In the winter, though, things get very chilly in Finland, so you will need much thicker, warmer layers. Temperatures can fall way below zero, so you will need sweaters, coats, scarves, hats and mittens when you go out to explore all that wonderful nature. Be sure to be mindful of what time of year you are visiting, so you can know what to bring.
Be Prepared for Different Personalities
In America, a lot of people are very effusive. They talk loud and flatter each other with compliments and engage in constant small talk — but this won't get you anywhere in Finland. In Finland, people come from a background where things are more "reserved." They are nice to people they don't know, but they don't feel the need to stand around and shoot the breeze all day.
There is a proverb that says "a Finnish guy doesn't talk nor kiss," and while this isn't 100 percent true, you still shouldn't expect to run into a bunch of chatterboxes here. Also, bragging is a bit of a no-no in Finland, so going out of your way to give your hotel concierge or your waiter compliments on what a good job they are doing can end up just making someone uncomfortable. A simple "thank you" is always best.
Know What to Wear (or not Wear) in the Saunas
Saunas are an important part of Finland's culture. So much so, in fact, that most houses have a personal sauna for the family. This can present a problem, though, if you want to partake in this aspect of Finnish culture and visit a sauna yourself. I know I just said in the last section that Finnish people are typically very reserved, but this is not as true when it comes to saunas.
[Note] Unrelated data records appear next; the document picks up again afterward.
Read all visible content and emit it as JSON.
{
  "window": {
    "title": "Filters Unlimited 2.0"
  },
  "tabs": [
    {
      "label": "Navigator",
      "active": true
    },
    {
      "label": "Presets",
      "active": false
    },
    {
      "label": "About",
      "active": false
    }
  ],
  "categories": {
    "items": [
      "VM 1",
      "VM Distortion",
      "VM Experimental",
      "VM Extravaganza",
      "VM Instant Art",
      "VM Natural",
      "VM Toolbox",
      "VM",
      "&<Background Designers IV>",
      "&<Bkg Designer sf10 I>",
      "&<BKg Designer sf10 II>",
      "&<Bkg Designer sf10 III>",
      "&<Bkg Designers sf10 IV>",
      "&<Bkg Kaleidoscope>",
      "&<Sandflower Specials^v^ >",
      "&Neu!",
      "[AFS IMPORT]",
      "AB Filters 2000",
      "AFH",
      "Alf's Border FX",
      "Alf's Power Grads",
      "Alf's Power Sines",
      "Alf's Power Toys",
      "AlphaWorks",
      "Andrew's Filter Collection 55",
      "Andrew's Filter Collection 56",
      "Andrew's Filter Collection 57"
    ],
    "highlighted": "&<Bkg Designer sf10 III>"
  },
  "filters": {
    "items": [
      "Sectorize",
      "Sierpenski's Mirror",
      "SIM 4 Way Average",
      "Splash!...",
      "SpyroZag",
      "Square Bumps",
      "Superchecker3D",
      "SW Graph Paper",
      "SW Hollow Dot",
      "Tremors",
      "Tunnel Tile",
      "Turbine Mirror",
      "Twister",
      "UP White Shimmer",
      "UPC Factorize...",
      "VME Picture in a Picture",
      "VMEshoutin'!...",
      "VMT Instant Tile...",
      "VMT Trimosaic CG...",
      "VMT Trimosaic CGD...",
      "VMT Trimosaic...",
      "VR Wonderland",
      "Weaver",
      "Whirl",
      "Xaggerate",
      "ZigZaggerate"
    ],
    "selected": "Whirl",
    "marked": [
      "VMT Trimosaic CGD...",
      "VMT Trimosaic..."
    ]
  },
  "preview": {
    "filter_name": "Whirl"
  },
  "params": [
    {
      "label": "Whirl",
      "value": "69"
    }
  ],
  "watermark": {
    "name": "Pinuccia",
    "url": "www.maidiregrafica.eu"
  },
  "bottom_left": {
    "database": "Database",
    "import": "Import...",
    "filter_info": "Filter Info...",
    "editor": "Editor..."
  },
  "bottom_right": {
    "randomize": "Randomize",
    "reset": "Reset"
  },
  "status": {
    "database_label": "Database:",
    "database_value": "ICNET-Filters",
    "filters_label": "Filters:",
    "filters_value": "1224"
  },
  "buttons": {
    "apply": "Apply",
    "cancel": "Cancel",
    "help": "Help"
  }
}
If they visit a sauna as a family, everyone goes into the sauna completely nude. If they are with friends, some may be naked, or others may wear bathing suits. At public saunas, there are usually separate saunas for men and women, in which being nude is the norm. There are also mixed saunas, though, where you would be expected to wear a bathing suit. So before going into a sauna, take into account the conditions and who you are going with, and prepare yourself for the possibility that you might soon see a lot more of your hotel neighbors than you expected.